[Opening RECORD SET section]

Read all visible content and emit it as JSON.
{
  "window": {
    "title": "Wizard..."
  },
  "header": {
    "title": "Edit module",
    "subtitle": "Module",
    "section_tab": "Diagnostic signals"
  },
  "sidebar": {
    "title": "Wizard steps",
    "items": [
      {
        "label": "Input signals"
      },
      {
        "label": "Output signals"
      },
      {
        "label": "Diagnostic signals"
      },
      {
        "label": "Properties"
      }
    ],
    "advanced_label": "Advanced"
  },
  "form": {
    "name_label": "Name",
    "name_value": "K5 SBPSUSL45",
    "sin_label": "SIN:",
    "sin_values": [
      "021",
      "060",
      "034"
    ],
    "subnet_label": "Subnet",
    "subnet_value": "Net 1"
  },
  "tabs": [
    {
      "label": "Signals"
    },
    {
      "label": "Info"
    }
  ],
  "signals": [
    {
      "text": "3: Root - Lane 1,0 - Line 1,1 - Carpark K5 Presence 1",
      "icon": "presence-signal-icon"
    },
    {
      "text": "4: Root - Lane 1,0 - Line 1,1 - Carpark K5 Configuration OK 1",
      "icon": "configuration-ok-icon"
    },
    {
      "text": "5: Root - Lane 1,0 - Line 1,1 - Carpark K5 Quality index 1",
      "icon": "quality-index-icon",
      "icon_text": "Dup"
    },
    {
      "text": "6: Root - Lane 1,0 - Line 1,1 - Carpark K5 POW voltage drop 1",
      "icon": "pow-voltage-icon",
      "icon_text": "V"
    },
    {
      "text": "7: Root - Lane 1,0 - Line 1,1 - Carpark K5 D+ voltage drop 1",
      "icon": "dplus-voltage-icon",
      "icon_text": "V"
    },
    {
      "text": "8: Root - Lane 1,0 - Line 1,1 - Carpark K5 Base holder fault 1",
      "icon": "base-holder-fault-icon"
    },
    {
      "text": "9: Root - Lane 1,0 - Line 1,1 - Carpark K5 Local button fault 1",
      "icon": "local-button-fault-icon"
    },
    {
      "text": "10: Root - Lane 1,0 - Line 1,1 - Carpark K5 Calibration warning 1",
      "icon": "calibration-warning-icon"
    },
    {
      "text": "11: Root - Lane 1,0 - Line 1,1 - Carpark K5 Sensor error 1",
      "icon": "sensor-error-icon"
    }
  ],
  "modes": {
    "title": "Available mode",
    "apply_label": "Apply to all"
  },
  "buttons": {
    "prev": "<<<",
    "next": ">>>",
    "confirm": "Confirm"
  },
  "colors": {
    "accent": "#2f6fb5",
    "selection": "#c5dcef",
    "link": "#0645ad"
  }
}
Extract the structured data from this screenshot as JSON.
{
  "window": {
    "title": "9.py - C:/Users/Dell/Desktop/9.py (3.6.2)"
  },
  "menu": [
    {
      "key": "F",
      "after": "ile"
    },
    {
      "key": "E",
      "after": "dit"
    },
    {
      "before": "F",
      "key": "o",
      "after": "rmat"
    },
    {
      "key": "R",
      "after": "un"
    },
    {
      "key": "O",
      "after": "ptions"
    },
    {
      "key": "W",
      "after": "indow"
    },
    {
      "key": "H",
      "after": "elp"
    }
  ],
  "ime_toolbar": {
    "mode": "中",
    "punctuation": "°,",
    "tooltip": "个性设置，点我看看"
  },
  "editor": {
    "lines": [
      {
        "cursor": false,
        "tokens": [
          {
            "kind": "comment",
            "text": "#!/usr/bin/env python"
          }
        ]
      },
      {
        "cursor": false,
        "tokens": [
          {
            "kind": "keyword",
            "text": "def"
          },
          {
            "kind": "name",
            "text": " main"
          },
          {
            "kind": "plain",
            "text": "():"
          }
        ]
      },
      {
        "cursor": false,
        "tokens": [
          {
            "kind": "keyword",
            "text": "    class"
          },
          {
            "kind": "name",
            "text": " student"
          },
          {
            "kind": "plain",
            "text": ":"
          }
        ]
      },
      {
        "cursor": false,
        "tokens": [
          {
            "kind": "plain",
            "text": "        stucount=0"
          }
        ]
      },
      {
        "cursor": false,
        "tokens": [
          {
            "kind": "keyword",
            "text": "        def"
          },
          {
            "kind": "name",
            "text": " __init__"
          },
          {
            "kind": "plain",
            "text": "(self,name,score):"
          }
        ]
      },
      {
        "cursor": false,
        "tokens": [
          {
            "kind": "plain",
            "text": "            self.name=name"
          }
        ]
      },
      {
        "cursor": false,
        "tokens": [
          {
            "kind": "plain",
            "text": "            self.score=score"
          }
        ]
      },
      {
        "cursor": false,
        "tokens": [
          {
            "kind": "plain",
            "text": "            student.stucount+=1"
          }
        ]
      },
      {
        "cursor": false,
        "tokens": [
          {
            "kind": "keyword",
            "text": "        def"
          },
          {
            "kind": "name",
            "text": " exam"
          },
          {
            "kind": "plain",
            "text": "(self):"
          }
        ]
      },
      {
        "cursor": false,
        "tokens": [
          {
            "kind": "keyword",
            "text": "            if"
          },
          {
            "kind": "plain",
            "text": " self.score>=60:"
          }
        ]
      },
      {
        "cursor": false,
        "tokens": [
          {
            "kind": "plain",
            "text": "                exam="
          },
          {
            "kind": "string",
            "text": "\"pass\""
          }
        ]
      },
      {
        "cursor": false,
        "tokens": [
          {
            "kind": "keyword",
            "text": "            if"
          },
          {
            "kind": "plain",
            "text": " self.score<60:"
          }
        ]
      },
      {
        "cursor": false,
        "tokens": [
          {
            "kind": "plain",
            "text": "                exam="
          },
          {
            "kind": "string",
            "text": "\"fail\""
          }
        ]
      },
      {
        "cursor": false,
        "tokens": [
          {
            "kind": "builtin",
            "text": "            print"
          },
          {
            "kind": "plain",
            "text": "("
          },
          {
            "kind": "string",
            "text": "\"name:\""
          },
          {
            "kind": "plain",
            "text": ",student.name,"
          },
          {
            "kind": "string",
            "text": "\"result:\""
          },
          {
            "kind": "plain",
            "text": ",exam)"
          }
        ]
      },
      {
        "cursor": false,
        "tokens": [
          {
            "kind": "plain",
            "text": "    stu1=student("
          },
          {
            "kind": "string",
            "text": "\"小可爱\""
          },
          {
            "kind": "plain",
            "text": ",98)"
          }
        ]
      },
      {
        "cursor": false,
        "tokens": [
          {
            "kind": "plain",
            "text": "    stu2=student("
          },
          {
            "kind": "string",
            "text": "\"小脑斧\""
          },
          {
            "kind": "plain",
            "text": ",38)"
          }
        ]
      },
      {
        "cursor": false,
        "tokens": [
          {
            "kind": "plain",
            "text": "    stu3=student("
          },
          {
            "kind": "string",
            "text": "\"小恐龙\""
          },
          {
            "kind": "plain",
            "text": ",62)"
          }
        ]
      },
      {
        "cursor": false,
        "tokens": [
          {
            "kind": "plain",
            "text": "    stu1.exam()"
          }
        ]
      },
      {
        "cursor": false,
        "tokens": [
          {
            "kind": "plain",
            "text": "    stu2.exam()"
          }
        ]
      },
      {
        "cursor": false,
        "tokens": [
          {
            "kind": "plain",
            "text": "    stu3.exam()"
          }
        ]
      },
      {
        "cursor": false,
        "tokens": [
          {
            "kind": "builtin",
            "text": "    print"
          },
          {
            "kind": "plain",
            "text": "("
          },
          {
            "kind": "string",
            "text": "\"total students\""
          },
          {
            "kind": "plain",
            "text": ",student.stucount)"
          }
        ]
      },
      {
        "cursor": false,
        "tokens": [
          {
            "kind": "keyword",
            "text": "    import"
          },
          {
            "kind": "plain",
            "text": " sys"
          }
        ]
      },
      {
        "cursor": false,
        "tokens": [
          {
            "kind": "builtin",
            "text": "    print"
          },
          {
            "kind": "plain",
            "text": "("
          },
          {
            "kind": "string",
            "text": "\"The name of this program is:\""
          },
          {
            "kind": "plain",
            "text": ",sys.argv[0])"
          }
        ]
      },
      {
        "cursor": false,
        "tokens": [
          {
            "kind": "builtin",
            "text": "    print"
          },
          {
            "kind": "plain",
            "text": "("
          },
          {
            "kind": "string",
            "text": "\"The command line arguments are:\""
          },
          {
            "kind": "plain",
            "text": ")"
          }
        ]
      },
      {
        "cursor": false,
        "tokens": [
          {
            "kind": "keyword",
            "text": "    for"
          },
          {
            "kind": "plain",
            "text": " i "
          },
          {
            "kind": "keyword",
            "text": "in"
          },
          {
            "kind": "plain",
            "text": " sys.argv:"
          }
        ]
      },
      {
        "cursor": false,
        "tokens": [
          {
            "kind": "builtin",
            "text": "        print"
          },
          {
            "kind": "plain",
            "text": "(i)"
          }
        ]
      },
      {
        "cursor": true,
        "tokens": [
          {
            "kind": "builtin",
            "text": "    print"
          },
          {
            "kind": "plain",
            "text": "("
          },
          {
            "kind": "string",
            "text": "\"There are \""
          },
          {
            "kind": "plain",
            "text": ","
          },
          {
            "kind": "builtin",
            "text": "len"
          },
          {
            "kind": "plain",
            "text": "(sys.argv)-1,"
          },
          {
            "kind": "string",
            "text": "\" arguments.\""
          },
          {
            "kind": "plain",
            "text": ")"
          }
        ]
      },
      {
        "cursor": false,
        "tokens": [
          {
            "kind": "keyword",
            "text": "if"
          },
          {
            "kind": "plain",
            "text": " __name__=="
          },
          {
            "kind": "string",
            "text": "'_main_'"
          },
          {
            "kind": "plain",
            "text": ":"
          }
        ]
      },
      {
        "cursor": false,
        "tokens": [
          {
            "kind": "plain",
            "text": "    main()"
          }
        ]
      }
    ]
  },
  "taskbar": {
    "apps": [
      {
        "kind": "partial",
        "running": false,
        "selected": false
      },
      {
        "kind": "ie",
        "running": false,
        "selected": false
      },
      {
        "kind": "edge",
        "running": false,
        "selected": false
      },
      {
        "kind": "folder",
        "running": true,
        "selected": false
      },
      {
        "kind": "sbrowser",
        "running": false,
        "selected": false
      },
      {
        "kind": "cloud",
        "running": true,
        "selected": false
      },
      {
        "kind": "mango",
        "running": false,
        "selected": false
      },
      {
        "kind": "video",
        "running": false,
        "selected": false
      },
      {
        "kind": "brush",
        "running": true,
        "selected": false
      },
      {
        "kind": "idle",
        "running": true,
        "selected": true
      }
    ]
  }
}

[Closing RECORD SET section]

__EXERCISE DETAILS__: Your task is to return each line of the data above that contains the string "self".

__TASK RESULT__:
            "text": "(self,name,score):"
            "text": "            self.name=name"
            "text": "            self.score=score"
            "text": "(self):"
            "text": " self.score>=60:"
            "text": " self.score<60:"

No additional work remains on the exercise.